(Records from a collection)
BEGIN

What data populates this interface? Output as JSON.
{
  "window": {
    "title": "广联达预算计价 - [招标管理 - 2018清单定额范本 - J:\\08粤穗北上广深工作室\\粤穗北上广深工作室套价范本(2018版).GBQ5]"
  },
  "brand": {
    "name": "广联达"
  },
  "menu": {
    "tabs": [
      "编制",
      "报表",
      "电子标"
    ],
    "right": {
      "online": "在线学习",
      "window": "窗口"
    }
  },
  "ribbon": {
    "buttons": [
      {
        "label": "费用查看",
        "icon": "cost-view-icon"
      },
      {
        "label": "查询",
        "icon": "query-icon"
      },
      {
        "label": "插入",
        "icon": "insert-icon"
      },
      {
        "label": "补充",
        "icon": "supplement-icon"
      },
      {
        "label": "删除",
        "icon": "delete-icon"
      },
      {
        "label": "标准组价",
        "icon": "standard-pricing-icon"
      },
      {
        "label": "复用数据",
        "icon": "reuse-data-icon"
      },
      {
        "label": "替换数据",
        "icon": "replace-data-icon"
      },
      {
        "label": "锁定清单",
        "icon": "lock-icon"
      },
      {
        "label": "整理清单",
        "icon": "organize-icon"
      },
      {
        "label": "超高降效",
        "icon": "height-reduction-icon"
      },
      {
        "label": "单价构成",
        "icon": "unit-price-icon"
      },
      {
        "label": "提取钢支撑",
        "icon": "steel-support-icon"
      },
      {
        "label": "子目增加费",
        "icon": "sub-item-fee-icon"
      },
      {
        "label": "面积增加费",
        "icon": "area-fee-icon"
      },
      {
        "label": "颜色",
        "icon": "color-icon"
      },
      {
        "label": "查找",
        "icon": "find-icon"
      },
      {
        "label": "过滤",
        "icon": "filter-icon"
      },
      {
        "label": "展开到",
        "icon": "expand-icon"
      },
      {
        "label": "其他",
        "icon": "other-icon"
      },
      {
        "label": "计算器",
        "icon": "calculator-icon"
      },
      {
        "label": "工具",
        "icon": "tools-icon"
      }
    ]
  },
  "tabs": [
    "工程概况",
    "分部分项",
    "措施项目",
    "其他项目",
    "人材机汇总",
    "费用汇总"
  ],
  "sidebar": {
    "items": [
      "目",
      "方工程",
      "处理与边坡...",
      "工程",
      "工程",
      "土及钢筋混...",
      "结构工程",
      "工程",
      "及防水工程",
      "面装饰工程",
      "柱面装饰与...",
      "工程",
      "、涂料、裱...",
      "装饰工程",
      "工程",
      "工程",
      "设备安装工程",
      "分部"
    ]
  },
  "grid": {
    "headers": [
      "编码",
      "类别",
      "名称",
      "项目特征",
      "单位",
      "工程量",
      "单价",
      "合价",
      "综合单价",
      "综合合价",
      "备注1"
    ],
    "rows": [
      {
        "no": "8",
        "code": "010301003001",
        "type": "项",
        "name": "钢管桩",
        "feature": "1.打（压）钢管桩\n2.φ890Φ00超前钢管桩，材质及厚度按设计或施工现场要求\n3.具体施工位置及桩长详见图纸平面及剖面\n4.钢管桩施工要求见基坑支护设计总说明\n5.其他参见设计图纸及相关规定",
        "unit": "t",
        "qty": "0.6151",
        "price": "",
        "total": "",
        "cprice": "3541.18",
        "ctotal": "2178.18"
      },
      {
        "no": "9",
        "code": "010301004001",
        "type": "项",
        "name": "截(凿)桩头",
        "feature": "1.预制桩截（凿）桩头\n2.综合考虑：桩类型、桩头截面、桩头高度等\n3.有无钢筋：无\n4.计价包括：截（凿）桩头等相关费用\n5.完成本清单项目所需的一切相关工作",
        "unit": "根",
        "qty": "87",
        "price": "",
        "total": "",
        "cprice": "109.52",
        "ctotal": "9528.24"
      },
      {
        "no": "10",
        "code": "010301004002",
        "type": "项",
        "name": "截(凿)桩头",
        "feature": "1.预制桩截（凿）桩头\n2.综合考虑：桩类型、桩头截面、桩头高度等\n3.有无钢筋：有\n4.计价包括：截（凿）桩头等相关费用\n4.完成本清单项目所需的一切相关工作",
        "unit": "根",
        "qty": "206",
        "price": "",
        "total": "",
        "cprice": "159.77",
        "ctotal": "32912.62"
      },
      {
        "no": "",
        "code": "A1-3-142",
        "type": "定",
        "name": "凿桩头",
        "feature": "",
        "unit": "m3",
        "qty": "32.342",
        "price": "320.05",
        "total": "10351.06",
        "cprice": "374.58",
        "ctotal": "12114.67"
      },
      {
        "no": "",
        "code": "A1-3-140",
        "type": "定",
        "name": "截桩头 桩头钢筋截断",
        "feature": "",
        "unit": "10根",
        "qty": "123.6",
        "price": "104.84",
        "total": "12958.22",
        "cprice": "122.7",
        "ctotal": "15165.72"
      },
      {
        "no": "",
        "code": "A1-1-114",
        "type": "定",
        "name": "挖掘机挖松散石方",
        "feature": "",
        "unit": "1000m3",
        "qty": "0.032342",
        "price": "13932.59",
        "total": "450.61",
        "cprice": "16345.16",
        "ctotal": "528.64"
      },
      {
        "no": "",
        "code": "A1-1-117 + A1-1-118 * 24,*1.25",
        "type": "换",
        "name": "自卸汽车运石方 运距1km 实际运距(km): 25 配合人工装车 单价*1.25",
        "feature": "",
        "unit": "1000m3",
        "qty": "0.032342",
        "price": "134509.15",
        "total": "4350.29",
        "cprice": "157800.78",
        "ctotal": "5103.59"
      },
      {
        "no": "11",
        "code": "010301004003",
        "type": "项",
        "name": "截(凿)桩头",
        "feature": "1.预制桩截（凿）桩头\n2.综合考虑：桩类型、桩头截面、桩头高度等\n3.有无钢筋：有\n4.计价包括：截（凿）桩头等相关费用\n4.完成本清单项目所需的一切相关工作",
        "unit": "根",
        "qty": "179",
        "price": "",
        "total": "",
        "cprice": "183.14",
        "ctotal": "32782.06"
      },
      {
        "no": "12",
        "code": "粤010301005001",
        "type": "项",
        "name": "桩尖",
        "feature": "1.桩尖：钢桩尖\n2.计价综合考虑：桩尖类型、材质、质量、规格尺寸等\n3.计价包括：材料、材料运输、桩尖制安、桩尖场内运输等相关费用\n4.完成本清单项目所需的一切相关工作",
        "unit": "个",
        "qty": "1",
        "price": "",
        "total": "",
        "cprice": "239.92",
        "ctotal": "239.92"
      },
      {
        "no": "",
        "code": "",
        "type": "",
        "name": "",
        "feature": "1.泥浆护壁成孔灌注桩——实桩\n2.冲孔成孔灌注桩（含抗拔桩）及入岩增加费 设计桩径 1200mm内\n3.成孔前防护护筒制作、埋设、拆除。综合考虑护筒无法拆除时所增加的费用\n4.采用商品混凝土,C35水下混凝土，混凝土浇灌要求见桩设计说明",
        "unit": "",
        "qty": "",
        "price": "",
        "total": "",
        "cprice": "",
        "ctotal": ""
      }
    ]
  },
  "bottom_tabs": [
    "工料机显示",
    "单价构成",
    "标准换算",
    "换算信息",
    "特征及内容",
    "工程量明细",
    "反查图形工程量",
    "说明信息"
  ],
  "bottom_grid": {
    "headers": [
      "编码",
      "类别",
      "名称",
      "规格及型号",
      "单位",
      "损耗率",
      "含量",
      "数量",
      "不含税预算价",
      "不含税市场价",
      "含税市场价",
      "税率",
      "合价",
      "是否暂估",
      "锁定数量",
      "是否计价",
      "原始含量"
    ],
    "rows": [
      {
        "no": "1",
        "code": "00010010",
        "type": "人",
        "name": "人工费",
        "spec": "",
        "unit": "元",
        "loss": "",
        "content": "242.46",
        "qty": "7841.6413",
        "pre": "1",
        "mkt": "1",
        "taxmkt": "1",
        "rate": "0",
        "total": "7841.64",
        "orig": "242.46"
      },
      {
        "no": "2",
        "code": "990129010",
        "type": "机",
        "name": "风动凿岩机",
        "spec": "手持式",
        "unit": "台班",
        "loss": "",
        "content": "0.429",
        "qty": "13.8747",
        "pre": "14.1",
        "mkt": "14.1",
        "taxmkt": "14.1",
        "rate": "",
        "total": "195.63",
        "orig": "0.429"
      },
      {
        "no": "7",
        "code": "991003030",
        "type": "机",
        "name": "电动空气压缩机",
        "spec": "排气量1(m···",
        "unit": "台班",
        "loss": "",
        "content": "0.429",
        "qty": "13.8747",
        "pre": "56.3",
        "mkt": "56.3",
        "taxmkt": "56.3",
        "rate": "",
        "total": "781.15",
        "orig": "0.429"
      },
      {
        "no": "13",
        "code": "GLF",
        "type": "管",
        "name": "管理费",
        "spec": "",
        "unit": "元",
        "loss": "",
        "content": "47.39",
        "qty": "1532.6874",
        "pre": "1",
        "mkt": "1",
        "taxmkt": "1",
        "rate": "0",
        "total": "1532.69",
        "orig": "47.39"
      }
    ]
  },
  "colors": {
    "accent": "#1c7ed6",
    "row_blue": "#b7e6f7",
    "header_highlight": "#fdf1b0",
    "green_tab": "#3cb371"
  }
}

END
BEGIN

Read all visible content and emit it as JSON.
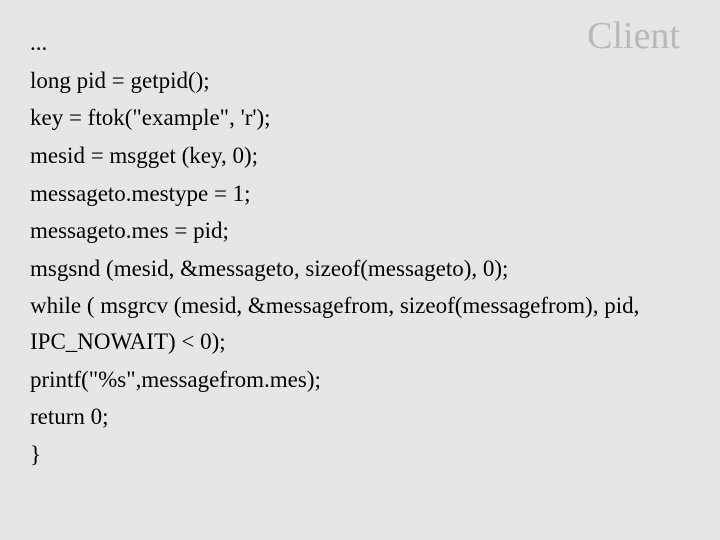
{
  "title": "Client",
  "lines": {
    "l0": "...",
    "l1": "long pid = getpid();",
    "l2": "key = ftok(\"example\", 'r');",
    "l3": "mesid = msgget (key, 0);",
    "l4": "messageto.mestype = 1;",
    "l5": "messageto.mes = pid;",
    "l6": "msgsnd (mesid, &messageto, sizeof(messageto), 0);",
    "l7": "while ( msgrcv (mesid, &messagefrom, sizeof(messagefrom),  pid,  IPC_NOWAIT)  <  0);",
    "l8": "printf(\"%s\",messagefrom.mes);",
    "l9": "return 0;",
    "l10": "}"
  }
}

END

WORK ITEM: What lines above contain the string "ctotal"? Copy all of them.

OUTPUT OF THE EXERCISE:
        "ctotal": "2178.18"
        "ctotal": "9528.24"
        "ctotal": "32912.62"
        "ctotal": "12114.67"
        "ctotal": "15165.72"
        "ctotal": "528.64"
        "ctotal": "5103.59"
        "ctotal": "32782.06"
        "ctotal": "239.92"
        "ctotal": ""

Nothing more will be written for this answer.